CATSKILL — Village officials Tuesday unanimously approved a budget that dropped by 3% compared to last year.
The 2021-22 budget comes in at $4,711,937, with $3,912,816 raised by taxes.
The tax rate in the 2021-22 budget will be $23.91 for every $1,000 of the assessed value of a property, up one cent from the previous budget.
“I am very comfortable with the budget,” Village President Peter Grasse said after the public hearing at Catskill High School. “I believe each department will have the funds they need to produce and I think it’s a very responsible budget.”
There are no service or program cuts under the new budget, but the operating budget for the police department decreased from $124,950 in the 2020-21 budget to $100,000 in this year’s budget because many repairs to patrol cars will be done by in-house mechanics in the village’s Department of Public Works from now on, Grasse said.
A sergeant in the department is also retiring, Grasse said. His salary remains in the budget and will be still be used for personnel.
“We have to include that salary in the budget, so with that salary we will be backfilling with part-timers or somebody moving from part-time to full-time,” Grasse said.
Additional foot patrols will be scheduled and a bike patrol will be added, he said.
In the public hearing portion of Tuesday’s sparsely attended meeting, two residents had questions for the board.
Deb Samuels inquired about a steep decline in projected revenue other than taxes, which dropped from $922,230 in the 2020-21 budget to $799,121 in this year’s budget.
“Did you have some special revenue last year?” Samuels said. “Total revenue other than taxes dropped $120,000. Was last year some kind of boon?”
The difference was due to the village’s decision to consolidate the village court with the town court, so there will be no revenue from the village court in the coming year, village officials said.
Samuels also asked about funds the village will receive from the federal COVID-19 stimulus package.
“In the stimulus bill there was a huge amount of money that was supposed to go to New York state to be divvied up among municipalities,” Samuels said. “I thought we were getting some of that.
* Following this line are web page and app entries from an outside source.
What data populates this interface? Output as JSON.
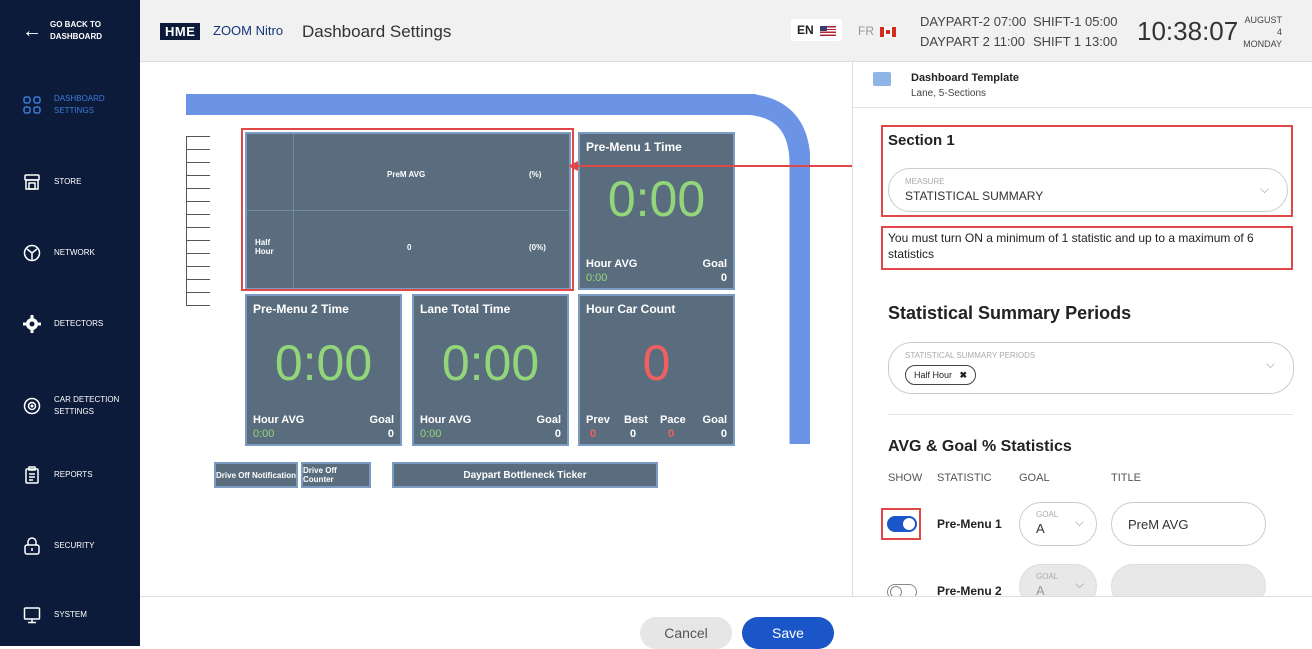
{
  "sidebar": {
    "back_label_1": "GO BACK TO",
    "back_label_2": "DASHBOARD",
    "items": [
      {
        "label_1": "DASHBOARD",
        "label_2": "SETTINGS"
      },
      {
        "label_1": "STORE",
        "label_2": ""
      },
      {
        "label_1": "NETWORK",
        "label_2": ""
      },
      {
        "label_1": "DETECTORS",
        "label_2": ""
      },
      {
        "label_1": "CAR DETECTION",
        "label_2": "SETTINGS"
      },
      {
        "label_1": "REPORTS",
        "label_2": ""
      },
      {
        "label_1": "SECURITY",
        "label_2": ""
      },
      {
        "label_1": "SYSTEM",
        "label_2": ""
      }
    ]
  },
  "header": {
    "logo_hme": "HME",
    "logo_zoom": "ZOOM Nitro",
    "title": "Dashboard Settings",
    "lang_en": "EN",
    "lang_fr": "FR",
    "daypart_1": "DAYPART-2 07:00",
    "daypart_2": "DAYPART 2 11:00",
    "shift_1": "SHIFT-1 05:00",
    "shift_2": "SHIFT 1 13:00",
    "clock": "10:38:07",
    "date_1": "AUGUST 4",
    "date_2": "MONDAY"
  },
  "preview": {
    "stat_title": "PreM AVG",
    "stat_pct": "(%)",
    "stat_period_1": "Half",
    "stat_period_2": "Hour",
    "stat_value": "0",
    "stat_value_pct": "(0%)",
    "tiles": [
      {
        "title": "Pre-Menu 1 Time",
        "value": "0:00",
        "foot_left": "Hour AVG",
        "foot_left_val": "0:00",
        "foot_right": "Goal",
        "foot_right_val": "0"
      },
      {
        "title": "Pre-Menu 2 Time",
        "value": "0:00",
        "foot_left": "Hour AVG",
        "foot_left_val": "0:00",
        "foot_right": "Goal",
        "foot_right_val": "0"
      },
      {
        "title": "Lane Total Time",
        "value": "0:00",
        "foot_left": "Hour AVG",
        "foot_left_val": "0:00",
        "foot_right": "Goal",
        "foot_right_val": "0"
      },
      {
        "title": "Hour Car Count",
        "value": "0",
        "prev": "Prev",
        "prev_val": "0",
        "best": "Best",
        "best_val": "0",
        "pace": "Pace",
        "pace_val": "0",
        "goal": "Goal",
        "goal_val": "0"
      }
    ],
    "drive_off_notification": "Drive Off Notification",
    "drive_off_counter": "Drive Off Counter",
    "bottleneck_ticker": "Daypart Bottleneck Ticker"
  },
  "panel": {
    "template_title": "Dashboard Template",
    "template_sub": "Lane, 5-Sections",
    "section_title": "Section 1",
    "measure_label": "MEASURE",
    "measure_value": "STATISTICAL SUMMARY",
    "info_text": "You must turn ON a minimum of 1 statistic and up to a maximum of 6 statistics",
    "periods_heading": "Statistical Summary Periods",
    "periods_label": "STATISTICAL SUMMARY PERIODS",
    "period_chip": "Half Hour",
    "avg_heading": "AVG & Goal % Statistics",
    "col_show": "SHOW",
    "col_statistic": "STATISTIC",
    "col_goal": "GOAL",
    "col_title": "TITLE",
    "rows": [
      {
        "statistic": "Pre-Menu 1",
        "goal_label": "GOAL",
        "goal_value": "A",
        "title": "PreM AVG",
        "on": true
      },
      {
        "statistic": "Pre-Menu 2",
        "goal_label": "GOAL",
        "goal_value": "A",
        "title": "",
        "on": false
      }
    ]
  },
  "footer": {
    "cancel": "Cancel",
    "save": "Save"
  },
  "colors": {
    "sidebar_bg": "#0d1b3a",
    "accent": "#1a56c7",
    "tile_bg": "#5a6d7e",
    "tile_value_green": "#93d67a",
    "tile_value_red": "#f06060",
    "highlight_red": "#e04848"
  }
}
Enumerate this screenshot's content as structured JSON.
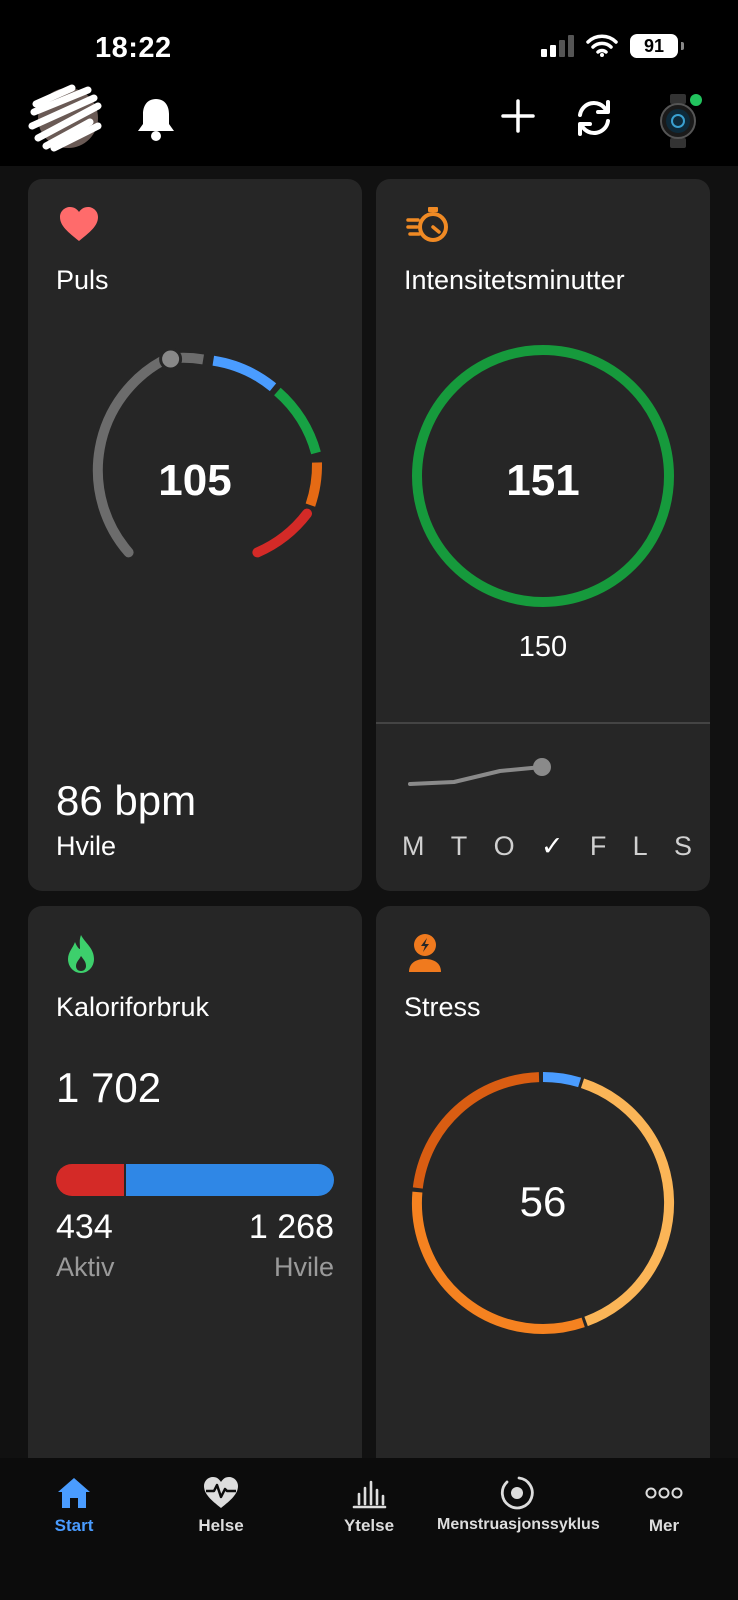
{
  "status_bar": {
    "time": "18:22",
    "battery": "91"
  },
  "cards": {
    "pulse": {
      "title": "Puls",
      "value": "105",
      "resting_value": "86 bpm",
      "resting_label": "Hvile"
    },
    "intensity": {
      "title": "Intensitetsminutter",
      "value": "151",
      "goal": "150",
      "days": [
        "M",
        "T",
        "O",
        "✓",
        "F",
        "L",
        "S"
      ]
    },
    "calories": {
      "title": "Kaloriforbruk",
      "total": "1 702",
      "active_value": "434",
      "active_label": "Aktiv",
      "rest_value": "1 268",
      "rest_label": "Hvile"
    },
    "stress": {
      "title": "Stress",
      "value": "56"
    }
  },
  "tabs": [
    {
      "label": "Start",
      "active": true,
      "icon": "home-icon"
    },
    {
      "label": "Helse",
      "active": false,
      "icon": "heart-pulse-icon"
    },
    {
      "label": "Ytelse",
      "active": false,
      "icon": "bar-chart-icon"
    },
    {
      "label": "Menstruasjonssyklus",
      "active": false,
      "icon": "cycle-icon"
    },
    {
      "label": "Mer",
      "active": false,
      "icon": "more-icon"
    }
  ],
  "colors": {
    "accent": "#4a9cff",
    "heart": "#ff6b6b",
    "intensity_ring": "#169a3c",
    "calorie_active": "#d42a27",
    "calorie_rest": "#2f87e6",
    "stress_low": "#4a9cff",
    "stress_mid": "#fbb557",
    "stress_high": "#e56a14"
  }
}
Is that in here somewhere?”
Grasse responded that those funds will first go to the town and it is unclear how much money the village will be awarded.
“We can’t budget for it because we don’t even know the amount,” Grasse said.
Town Councilman Patrick McCulloch, speaking from the audience, said those funds are earmarked for specific purposes.
“There are only certain things that money can be used for,” he said.
Resident Lisa Marafioti asked about health insurance expenses.
“Under employee benefits, for hospital and medical insurance, it goes from $854,100 to $896,100. That is a big jump,” Marafioti said.
The budget-to-budget difference in that line item is $42,000.
Grasse said he would have to look into the matter to determine why the increase took place.